WHAT IS EXPECTED
Copy every line of the records below that holds the word "address".

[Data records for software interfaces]
Content starts
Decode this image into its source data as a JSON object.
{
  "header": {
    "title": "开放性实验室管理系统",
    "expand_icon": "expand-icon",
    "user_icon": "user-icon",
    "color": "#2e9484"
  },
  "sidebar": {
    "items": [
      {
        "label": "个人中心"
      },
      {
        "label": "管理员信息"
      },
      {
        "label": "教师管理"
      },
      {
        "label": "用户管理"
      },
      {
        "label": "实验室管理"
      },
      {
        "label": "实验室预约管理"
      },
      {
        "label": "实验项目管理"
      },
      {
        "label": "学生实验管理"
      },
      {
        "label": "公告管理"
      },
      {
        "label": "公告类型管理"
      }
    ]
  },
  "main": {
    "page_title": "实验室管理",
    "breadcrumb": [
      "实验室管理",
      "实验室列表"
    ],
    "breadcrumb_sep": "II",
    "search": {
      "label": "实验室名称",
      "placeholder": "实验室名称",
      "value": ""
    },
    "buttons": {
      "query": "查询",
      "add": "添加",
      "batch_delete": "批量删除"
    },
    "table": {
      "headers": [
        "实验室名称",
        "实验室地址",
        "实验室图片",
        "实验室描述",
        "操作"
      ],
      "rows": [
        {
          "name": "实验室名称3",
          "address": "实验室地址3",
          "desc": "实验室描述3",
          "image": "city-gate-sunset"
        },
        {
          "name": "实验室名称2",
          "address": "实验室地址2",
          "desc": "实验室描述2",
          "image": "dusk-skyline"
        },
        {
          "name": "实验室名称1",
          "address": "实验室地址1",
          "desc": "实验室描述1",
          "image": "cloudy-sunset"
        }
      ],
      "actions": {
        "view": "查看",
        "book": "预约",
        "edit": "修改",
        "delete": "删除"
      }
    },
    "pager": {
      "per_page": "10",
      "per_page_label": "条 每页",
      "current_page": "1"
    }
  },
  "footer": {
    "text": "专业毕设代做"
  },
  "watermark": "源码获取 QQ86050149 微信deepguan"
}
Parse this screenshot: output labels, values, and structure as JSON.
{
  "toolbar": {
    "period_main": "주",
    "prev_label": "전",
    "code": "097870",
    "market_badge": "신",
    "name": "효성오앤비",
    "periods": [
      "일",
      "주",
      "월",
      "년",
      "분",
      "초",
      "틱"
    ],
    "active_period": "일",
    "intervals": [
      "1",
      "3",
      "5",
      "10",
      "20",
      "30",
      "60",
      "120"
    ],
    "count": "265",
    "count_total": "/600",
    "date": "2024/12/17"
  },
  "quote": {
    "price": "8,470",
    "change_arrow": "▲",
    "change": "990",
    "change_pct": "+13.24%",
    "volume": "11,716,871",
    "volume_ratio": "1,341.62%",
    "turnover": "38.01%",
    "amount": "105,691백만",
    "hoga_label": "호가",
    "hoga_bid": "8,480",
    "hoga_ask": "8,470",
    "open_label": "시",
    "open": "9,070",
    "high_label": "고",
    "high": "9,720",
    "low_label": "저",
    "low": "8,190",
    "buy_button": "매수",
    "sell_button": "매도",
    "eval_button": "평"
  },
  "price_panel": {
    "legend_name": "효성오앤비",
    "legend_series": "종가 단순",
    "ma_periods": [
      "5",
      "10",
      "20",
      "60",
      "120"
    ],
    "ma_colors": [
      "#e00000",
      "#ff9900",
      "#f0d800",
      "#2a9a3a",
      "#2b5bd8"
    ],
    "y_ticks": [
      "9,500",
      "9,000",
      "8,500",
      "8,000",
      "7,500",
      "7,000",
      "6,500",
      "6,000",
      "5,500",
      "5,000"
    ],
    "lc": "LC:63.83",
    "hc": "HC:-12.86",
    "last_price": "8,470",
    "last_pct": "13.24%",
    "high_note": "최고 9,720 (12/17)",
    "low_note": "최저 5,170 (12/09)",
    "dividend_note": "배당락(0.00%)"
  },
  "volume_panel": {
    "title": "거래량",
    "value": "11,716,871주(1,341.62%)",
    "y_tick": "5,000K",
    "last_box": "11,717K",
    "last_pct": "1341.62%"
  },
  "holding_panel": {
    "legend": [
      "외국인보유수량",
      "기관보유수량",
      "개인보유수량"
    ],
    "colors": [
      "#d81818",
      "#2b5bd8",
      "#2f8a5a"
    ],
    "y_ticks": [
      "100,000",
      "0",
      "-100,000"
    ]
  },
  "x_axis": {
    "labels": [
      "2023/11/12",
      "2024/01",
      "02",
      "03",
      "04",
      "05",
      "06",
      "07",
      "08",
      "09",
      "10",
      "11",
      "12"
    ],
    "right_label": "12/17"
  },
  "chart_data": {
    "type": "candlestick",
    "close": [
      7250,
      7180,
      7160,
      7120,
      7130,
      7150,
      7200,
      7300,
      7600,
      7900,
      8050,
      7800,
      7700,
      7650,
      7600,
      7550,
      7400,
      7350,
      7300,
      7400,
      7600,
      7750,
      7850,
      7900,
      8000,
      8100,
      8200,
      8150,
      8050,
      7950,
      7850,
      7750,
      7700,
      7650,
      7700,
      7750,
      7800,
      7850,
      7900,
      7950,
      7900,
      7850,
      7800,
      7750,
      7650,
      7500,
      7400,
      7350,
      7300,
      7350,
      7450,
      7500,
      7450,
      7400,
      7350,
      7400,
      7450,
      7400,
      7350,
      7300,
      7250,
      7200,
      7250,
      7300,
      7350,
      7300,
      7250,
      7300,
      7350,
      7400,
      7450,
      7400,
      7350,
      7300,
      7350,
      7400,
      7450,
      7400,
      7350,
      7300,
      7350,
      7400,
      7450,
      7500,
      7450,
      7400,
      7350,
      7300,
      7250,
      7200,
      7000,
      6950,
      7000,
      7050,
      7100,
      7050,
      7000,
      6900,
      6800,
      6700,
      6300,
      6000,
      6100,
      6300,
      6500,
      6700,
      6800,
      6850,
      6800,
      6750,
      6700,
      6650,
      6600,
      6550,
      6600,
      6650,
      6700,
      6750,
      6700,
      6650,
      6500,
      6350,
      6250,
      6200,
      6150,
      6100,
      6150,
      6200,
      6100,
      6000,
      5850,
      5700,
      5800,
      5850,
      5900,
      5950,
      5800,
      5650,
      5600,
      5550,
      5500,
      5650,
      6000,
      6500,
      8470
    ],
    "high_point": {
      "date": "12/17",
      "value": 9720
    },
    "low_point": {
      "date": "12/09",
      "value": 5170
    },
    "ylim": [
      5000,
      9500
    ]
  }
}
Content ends
ANSWER SECTION
          "address": "实验室地址3",
          "address": "实验室地址2",
          "address": "实验室地址1",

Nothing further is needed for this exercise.